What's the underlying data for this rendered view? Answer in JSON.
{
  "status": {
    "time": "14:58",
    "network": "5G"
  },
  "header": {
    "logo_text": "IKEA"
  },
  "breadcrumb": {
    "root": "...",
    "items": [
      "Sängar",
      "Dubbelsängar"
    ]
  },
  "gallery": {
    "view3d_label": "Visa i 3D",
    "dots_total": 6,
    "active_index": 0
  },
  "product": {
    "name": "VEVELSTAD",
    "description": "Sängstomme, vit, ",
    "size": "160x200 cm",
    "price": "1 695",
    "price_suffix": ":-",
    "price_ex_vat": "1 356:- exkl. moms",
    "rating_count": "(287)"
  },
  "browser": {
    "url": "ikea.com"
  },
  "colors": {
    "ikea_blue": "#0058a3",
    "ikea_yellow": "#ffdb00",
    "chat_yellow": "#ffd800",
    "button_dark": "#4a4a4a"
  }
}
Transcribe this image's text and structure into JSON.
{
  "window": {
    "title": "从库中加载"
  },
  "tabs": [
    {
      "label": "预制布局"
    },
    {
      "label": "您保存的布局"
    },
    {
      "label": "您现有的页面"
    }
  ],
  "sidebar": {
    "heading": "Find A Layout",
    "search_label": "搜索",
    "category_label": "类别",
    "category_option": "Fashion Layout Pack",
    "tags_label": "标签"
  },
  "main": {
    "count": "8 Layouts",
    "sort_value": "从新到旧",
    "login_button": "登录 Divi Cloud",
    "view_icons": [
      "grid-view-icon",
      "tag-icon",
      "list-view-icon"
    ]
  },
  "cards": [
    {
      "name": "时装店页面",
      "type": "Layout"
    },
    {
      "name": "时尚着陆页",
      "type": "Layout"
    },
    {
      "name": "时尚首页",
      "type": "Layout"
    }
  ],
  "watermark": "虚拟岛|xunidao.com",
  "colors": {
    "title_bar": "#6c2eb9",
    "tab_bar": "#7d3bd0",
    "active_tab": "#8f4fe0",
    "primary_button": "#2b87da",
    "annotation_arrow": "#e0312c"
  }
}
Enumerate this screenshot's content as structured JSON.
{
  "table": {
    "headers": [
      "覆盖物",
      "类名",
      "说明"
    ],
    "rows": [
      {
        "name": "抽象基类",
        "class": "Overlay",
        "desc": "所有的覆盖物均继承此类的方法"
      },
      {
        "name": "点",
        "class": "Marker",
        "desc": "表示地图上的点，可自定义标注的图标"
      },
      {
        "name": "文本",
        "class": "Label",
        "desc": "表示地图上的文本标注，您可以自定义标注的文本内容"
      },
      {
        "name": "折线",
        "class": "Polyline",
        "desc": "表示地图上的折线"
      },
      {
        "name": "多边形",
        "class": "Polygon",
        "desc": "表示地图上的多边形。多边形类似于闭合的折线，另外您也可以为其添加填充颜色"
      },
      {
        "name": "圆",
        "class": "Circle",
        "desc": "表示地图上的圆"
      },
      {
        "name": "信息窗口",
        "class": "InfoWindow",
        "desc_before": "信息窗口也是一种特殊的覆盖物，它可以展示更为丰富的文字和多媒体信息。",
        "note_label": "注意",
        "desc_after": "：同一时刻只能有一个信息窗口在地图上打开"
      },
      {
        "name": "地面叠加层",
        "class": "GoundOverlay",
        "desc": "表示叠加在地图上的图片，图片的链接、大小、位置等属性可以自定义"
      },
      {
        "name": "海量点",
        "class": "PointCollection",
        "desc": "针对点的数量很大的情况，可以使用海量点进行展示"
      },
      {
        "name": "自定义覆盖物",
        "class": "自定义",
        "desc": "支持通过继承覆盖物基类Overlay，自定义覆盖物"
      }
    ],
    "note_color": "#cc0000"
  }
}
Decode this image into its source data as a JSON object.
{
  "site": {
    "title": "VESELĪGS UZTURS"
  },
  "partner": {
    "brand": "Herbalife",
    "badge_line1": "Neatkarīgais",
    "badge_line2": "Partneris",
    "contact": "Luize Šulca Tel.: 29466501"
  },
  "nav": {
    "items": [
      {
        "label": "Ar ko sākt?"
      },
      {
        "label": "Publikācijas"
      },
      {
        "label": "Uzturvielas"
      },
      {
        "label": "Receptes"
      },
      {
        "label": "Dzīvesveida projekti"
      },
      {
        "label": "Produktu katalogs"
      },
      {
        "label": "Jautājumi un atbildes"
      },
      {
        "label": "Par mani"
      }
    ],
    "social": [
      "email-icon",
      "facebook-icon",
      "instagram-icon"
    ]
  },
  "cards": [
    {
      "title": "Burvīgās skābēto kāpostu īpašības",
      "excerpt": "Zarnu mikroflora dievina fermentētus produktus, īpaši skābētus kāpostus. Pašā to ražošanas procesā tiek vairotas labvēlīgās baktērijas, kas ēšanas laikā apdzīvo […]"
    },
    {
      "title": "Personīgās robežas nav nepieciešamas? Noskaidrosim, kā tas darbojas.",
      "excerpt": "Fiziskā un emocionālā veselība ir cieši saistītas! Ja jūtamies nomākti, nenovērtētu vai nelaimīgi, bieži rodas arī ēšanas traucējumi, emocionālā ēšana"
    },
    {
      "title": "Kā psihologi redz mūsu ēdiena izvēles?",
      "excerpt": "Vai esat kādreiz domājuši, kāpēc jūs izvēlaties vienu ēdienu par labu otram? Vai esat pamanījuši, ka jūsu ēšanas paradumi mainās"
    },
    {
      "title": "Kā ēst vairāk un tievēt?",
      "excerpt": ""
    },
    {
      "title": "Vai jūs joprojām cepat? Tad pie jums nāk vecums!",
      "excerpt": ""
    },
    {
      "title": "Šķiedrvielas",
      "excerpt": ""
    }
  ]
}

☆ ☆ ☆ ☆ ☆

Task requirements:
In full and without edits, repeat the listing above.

Response to the task:
What's the underlying data for this rendered view? Answer in JSON.
{
  "status": {
    "time": "14:58",
    "network": "5G"
  },
  "header": {
    "logo_text": "IKEA"
  },
  "breadcrumb": {
    "root": "...",
    "items": [
      "Sängar",
      "Dubbelsängar"
    ]
  },
  "gallery": {
    "view3d_label": "Visa i 3D",
    "dots_total": 6,
    "active_index": 0
  },
  "product": {
    "name": "VEVELSTAD",
    "description": "Sängstomme, vit, ",
    "size": "160x200 cm",
    "price": "1 695",
    "price_suffix": ":-",
    "price_ex_vat": "1 356:- exkl. moms",
    "rating_count": "(287)"
  },
  "browser": {
    "url": "ikea.com"
  },
  "colors": {
    "ikea_blue": "#0058a3",
    "ikea_yellow": "#ffdb00",
    "chat_yellow": "#ffd800",
    "button_dark": "#4a4a4a"
  }
}
Transcribe this image's text and structure into JSON.
{
  "window": {
    "title": "从库中加载"
  },
  "tabs": [
    {
      "label": "预制布局"
    },
    {
      "label": "您保存的布局"
    },
    {
      "label": "您现有的页面"
    }
  ],
  "sidebar": {
    "heading": "Find A Layout",
    "search_label": "搜索",
    "category_label": "类别",
    "category_option": "Fashion Layout Pack",
    "tags_label": "标签"
  },
  "main": {
    "count": "8 Layouts",
    "sort_value": "从新到旧",
    "login_button": "登录 Divi Cloud",
    "view_icons": [
      "grid-view-icon",
      "tag-icon",
      "list-view-icon"
    ]
  },
  "cards": [
    {
      "name": "时装店页面",
      "type": "Layout"
    },
    {
      "name": "时尚着陆页",
      "type": "Layout"
    },
    {
      "name": "时尚首页",
      "type": "Layout"
    }
  ],
  "watermark": "虚拟岛|xunidao.com",
  "colors": {
    "title_bar": "#6c2eb9",
    "tab_bar": "#7d3bd0",
    "active_tab": "#8f4fe0",
    "primary_button": "#2b87da",
    "annotation_arrow": "#e0312c"
  }
}
Enumerate this screenshot's content as structured JSON.
{
  "table": {
    "headers": [
      "覆盖物",
      "类名",
      "说明"
    ],
    "rows": [
      {
        "name": "抽象基类",
        "class": "Overlay",
        "desc": "所有的覆盖物均继承此类的方法"
      },
      {
        "name": "点",
        "class": "Marker",
        "desc": "表示地图上的点，可自定义标注的图标"
      },
      {
        "name": "文本",
        "class": "Label",
        "desc": "表示地图上的文本标注，您可以自定义标注的文本内容"
      },
      {
        "name": "折线",
        "class": "Polyline",
        "desc": "表示地图上的折线"
      },
      {
        "name": "多边形",
        "class": "Polygon",
        "desc": "表示地图上的多边形。多边形类似于闭合的折线，另外您也可以为其添加填充颜色"
      },
      {
        "name": "圆",
        "class": "Circle",
        "desc": "表示地图上的圆"
      },
      {
        "name": "信息窗口",
        "class": "InfoWindow",
        "desc_before": "信息窗口也是一种特殊的覆盖物，它可以展示更为丰富的文字和多媒体信息。",
        "note_label": "注意",
        "desc_after": "：同一时刻只能有一个信息窗口在地图上打开"
      },
      {
        "name": "地面叠加层",
        "class": "GoundOverlay",
        "desc": "表示叠加在地图上的图片，图片的链接、大小、位置等属性可以自定义"
      },
      {
        "name": "海量点",
        "class": "PointCollection",
        "desc": "针对点的数量很大的情况，可以使用海量点进行展示"
      },
      {
        "name": "自定义覆盖物",
        "class": "自定义",
        "desc": "支持通过继承覆盖物基类Overlay，自定义覆盖物"
      }
    ],
    "note_color": "#cc0000"
  }
}
Decode this image into its source data as a JSON object.
{
  "site": {
    "title": "VESELĪGS UZTURS"
  },
  "partner": {
    "brand": "Herbalife",
    "badge_line1": "Neatkarīgais",
    "badge_line2": "Partneris",
    "contact": "Luize Šulca Tel.: 29466501"
  },
  "nav": {
    "items": [
      {
        "label": "Ar ko sākt?"
      },
      {
        "label": "Publikācijas"
      },
      {
        "label": "Uzturvielas"
      },
      {
        "label": "Receptes"
      },
      {
        "label": "Dzīvesveida projekti"
      },
      {
        "label": "Produktu katalogs"
      },
      {
        "label": "Jautājumi un atbildes"
      },
      {
        "label": "Par mani"
      }
    ],
    "social": [
      "email-icon",
      "facebook-icon",
      "instagram-icon"
    ]
  },
  "cards": [
    {
      "title": "Burvīgās skābēto kāpostu īpašības",
      "excerpt": "Zarnu mikroflora dievina fermentētus produktus, īpaši skābētus kāpostus. Pašā to ražošanas procesā tiek vairotas labvēlīgās baktērijas, kas ēšanas laikā apdzīvo […]"
    },
    {
      "title": "Personīgās robežas nav nepieciešamas? Noskaidrosim, kā tas darbojas.",
      "excerpt": "Fiziskā un emocionālā veselība ir cieši saistītas! Ja jūtamies nomākti, nenovērtētu vai nelaimīgi, bieži rodas arī ēšanas traucējumi, emocionālā ēšana"
    },
    {
      "title": "Kā psihologi redz mūsu ēdiena izvēles?",
      "excerpt": "Vai esat kādreiz domājuši, kāpēc jūs izvēlaties vienu ēdienu par labu otram? Vai esat pamanījuši, ka jūsu ēšanas paradumi mainās"
    },
    {
      "title": "Kā ēst vairāk un tievēt?",
      "excerpt": ""
    },
    {
      "title": "Vai jūs joprojām cepat? Tad pie jums nāk vecums!",
      "excerpt": ""
    },
    {
      "title": "Šķiedrvielas",
      "excerpt": ""
    }
  ]
}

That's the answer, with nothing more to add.